School Cred: How Much Time Have Ed. Reformers Actually Spent in the Classroom?
I came across an interesting little article on Takepart.com, the piece chronicles how much time education reformers have actually spent in the classroom teaching. Where I would differ with the article is that it lumps Diane Ravitch in with the Ed Reformers. Well, that would be news to the reformers as they consistently label Ms. Ravitch as a member of the “status quo.”
The section on Randi Weingarten is especially interesting to me. I have often wondered about the head of the American Federation of Teachers (AFT). The reason I have been wondering about her is that I am consistently finding articles about Diane Ravitch speaking up for teachers, while at the same time, I almost never come across any articles about the head of one of the largest teachers unions in the country speaking up for teachers…go figure.
After reading this article can anyone explain to me why Arne Duncan is the Education Secretary of the United States of America when he has NEVER set foot, not for even one full day of teaching, in an American Public School?
They are among the most influential change-makers in American public education. Their words and deeds have the power to influence the way districts are governed, schools are run, and children are taught.
But does their knowledge come from experience? How many years have today’s top reformers spent on the frontlines of America’s classrooms learning what it takes for schools to thrive?
TakePart did a little digging, and here’s what we found:
ARNE DUNCAN: U.S. Secretary of Education since 2009, Duncan has the final say on major policy decisions, including how billions of Race to the Top dollars are spent.
Before his appointment, Duncan served as CEO of the Chicago Public Schools for seven years. He ran a nonprofit education foundation from 1992-1998, and as a college student, tutored children at his mother’s afterschool program. Duncan was never a classroom teacher.
RANDI WEINGARTEN: As head of the American Federation of Teachers (AFT), Weingarten represents 1.5 million educators and school personnel. She recently commented that education reformers “wouldn’t last 10 minutes in a classroom,” yet her own teaching experience is surprisingly limited.
According to Weingarten’s official bio, she taught high school history from 1991-1997. But when Education Action Group checked Weingarten’s employee personnel file at NYC’s Department of Education, they only found record of a provisional teaching license and a certificate to serve as a substitute teacher. There was no record indicating that Weingarten ever taught full-time in any K-12 public school.
MICHELLE RHEE: Formerly the Chancellor of D.C. Public Schools, and founder of The New Teacher Project, Rhee now heads the influential political advocacy organization StudentsFirstwhich supports reform legislation in multiple states.
Rhee’s first experience in education was as a Teach for America corps member.
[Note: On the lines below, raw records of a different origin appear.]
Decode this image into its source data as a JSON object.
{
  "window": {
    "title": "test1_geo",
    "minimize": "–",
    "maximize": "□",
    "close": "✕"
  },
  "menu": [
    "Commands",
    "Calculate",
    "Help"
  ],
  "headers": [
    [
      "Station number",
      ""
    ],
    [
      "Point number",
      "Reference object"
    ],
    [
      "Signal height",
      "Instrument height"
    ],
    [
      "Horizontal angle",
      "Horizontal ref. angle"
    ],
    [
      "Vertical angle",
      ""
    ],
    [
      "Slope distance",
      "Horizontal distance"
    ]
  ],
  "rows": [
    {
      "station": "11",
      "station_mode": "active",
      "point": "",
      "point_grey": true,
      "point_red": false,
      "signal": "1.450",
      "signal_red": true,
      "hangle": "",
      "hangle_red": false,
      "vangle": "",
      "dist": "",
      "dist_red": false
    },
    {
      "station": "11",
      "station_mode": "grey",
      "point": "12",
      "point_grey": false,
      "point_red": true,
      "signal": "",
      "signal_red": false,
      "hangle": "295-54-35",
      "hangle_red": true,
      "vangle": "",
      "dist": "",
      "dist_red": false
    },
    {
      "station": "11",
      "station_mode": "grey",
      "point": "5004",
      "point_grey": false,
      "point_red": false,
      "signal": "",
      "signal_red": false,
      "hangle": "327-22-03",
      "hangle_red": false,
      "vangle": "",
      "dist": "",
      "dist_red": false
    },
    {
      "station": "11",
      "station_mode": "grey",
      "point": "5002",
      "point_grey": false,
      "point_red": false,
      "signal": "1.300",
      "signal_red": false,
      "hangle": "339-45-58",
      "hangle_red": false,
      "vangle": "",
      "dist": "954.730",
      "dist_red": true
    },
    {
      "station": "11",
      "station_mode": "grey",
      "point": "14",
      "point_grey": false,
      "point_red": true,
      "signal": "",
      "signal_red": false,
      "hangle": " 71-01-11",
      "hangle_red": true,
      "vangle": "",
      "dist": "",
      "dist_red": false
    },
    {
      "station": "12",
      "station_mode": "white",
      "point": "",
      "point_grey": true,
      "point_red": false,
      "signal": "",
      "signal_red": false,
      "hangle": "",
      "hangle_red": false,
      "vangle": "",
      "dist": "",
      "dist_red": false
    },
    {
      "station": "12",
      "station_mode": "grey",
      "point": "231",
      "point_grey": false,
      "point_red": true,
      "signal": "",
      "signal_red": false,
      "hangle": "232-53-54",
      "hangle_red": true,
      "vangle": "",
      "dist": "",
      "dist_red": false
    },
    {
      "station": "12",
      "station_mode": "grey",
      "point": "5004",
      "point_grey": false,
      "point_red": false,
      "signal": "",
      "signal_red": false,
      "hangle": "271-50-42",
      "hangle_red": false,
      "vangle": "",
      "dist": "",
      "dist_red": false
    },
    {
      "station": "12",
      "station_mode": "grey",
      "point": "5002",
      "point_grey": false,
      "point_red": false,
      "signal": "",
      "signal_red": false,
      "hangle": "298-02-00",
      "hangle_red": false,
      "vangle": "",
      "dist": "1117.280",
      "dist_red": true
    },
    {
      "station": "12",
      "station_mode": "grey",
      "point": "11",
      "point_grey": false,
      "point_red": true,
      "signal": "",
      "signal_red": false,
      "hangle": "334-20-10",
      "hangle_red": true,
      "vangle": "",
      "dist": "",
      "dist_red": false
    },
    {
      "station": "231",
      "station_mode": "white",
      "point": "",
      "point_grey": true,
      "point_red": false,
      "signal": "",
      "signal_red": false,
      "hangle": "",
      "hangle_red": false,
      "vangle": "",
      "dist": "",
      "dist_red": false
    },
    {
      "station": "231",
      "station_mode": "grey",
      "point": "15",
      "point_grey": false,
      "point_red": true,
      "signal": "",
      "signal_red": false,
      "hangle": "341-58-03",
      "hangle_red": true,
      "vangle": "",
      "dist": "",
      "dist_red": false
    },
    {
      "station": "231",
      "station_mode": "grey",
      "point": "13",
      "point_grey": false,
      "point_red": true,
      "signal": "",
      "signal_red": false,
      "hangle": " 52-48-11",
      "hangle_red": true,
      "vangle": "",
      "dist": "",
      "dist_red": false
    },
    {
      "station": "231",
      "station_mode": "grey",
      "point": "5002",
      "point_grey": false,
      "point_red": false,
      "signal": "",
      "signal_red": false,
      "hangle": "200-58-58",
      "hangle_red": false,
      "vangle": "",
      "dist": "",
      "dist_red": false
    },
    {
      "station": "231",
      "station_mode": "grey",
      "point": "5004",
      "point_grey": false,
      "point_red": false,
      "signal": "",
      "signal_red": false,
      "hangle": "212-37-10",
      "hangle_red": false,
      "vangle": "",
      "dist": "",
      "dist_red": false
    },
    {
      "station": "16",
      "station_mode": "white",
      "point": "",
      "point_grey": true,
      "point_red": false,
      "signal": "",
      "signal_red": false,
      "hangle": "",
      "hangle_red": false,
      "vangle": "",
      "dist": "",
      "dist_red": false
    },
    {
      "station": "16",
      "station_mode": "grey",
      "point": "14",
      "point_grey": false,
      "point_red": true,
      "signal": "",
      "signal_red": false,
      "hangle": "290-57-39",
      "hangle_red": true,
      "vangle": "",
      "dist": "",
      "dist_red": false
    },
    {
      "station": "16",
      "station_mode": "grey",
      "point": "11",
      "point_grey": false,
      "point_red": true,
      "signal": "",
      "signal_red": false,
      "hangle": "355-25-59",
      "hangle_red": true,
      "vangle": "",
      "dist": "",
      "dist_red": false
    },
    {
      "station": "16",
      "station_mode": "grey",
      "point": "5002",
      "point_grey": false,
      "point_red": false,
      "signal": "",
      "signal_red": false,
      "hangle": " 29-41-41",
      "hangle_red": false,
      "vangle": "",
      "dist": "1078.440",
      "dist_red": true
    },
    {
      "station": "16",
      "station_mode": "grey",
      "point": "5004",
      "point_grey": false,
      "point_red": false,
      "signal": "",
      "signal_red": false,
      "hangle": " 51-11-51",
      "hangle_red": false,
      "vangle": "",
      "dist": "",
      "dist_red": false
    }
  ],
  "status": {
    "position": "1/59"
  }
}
She taught third grade in Baltimore for three years.
A vocal supporter of charter schools, overhauling teacher evaluation systems, merit pay, and tenure reform, Bill Gates has no background in education, and was never a classroom teacher.
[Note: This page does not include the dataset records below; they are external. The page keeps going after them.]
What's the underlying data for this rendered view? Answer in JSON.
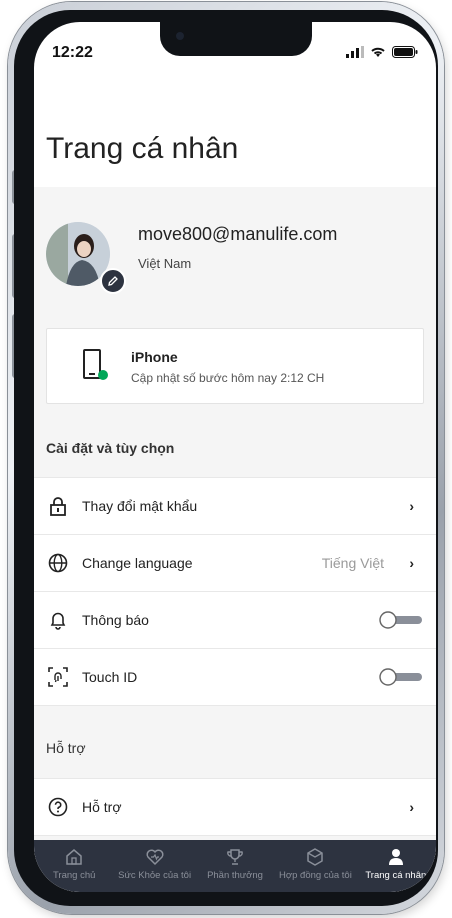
{
  "status_bar": {
    "time": "12:22"
  },
  "page_title": "Trang cá nhân",
  "profile": {
    "email": "move800@manulife.com",
    "country": "Việt Nam"
  },
  "device": {
    "name": "iPhone",
    "sync_text": "Cập nhật số bước hôm nay 2:12 CH",
    "status_color": "#00a758"
  },
  "settings": {
    "title": "Cài đặt và tùy chọn",
    "items": [
      {
        "icon": "lock-icon",
        "label": "Thay đổi mật khẩu"
      },
      {
        "icon": "globe-icon",
        "label": "Change language",
        "value": "Tiếng Việt"
      },
      {
        "icon": "bell-icon",
        "label": "Thông báo",
        "toggle_on": false
      },
      {
        "icon": "fingerprint-icon",
        "label": "Touch ID",
        "toggle_on": false
      }
    ]
  },
  "support": {
    "title": "Hỗ trợ",
    "items": [
      {
        "icon": "help-icon",
        "label": "Hỗ trợ"
      }
    ]
  },
  "tabs": [
    {
      "icon": "home-icon",
      "label": "Trang chủ",
      "active": false
    },
    {
      "icon": "health-icon",
      "label": "Sức Khỏe của tôi",
      "active": false
    },
    {
      "icon": "trophy-icon",
      "label": "Phần thưởng",
      "active": false
    },
    {
      "icon": "contract-icon",
      "label": "Hợp đồng của tôi",
      "active": false
    },
    {
      "icon": "person-icon",
      "label": "Trang cá nhân",
      "active": true
    }
  ],
  "colors": {
    "tabbar_bg": "#2d3340",
    "accent_green": "#00a758"
  }
}
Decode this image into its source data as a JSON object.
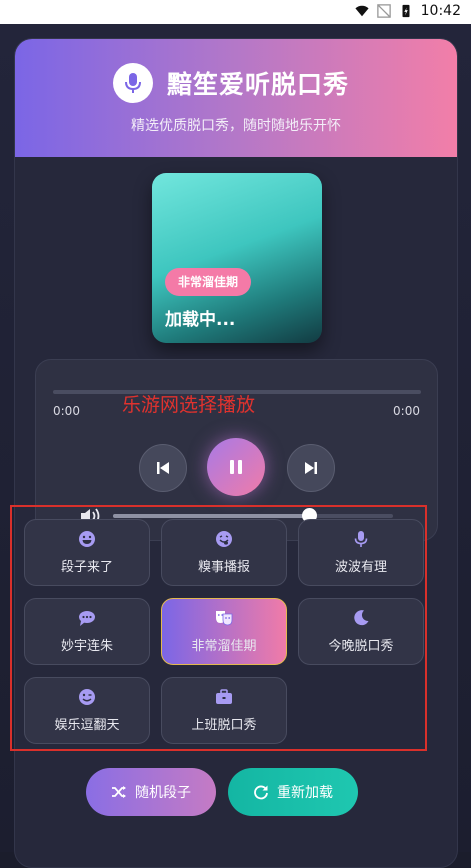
{
  "status_bar": {
    "time": "10:42"
  },
  "header": {
    "title": "黯笙爱听脱口秀",
    "subtitle": "精选优质脱口秀，随时随地乐开怀"
  },
  "now_playing": {
    "tag": "非常溜佳期",
    "title": "加载中..."
  },
  "player": {
    "current_time": "0:00",
    "total_time": "0:00",
    "overlay_label": "乐游网选择播放",
    "progress": 0,
    "volume": 0.7
  },
  "categories": [
    {
      "label": "段子来了",
      "icon": "laugh-icon"
    },
    {
      "label": "糗事播报",
      "icon": "grin-tongue-icon"
    },
    {
      "label": "波波有理",
      "icon": "microphone-icon"
    },
    {
      "label": "妙宇连朱",
      "icon": "chat-bubble-icon"
    },
    {
      "label": "非常溜佳期",
      "icon": "theater-masks-icon",
      "active": true
    },
    {
      "label": "今晚脱口秀",
      "icon": "moon-icon"
    },
    {
      "label": "娱乐逗翻天",
      "icon": "wink-icon"
    },
    {
      "label": "上班脱口秀",
      "icon": "briefcase-icon"
    }
  ],
  "actions": {
    "random_label": "随机段子",
    "reload_label": "重新加载"
  },
  "colors": {
    "accent_purple": "#7b66e6",
    "accent_pink": "#f07ba8",
    "teal_button": "#14b6a3",
    "highlight_red": "#d9302b",
    "icon_purple": "#a79bf2"
  }
}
DIANE RAVITCH: Ravitch is an education historian, policy analyst, and professor at NYU. From 1991 to 1993, she was Assistant Secretary of Education under President George H.W. Bush.
WENDY KOPP: CEO and founder of Teach for America, Wendy Kopp’s organization trained over 24,000 talented college students to teach in high-need schools.
This year’s 9,300 corps members will reach 600,000 students. A 2011 Harvard research studyfound that Teach For America produces more founders and leaders of education organizations than any other program. Kopp has never been a classroom teacher.
JONAH EDELMAN: Son of civil rights activist Marian Wright Edelman, Jonah Edelman is cofounder and CEO of Stand for Children—a grassroots education advocacy organization with affiliates in nine states. Edelman came under fire recently for remarks he made about using lobbyists and campaign funding to push through controversial reform legislation in Illinois.
Though he tutored a child in reading, cofounded a mentorship program, and led an enrichment program for children living in public housing, Edelman never taught in a public school.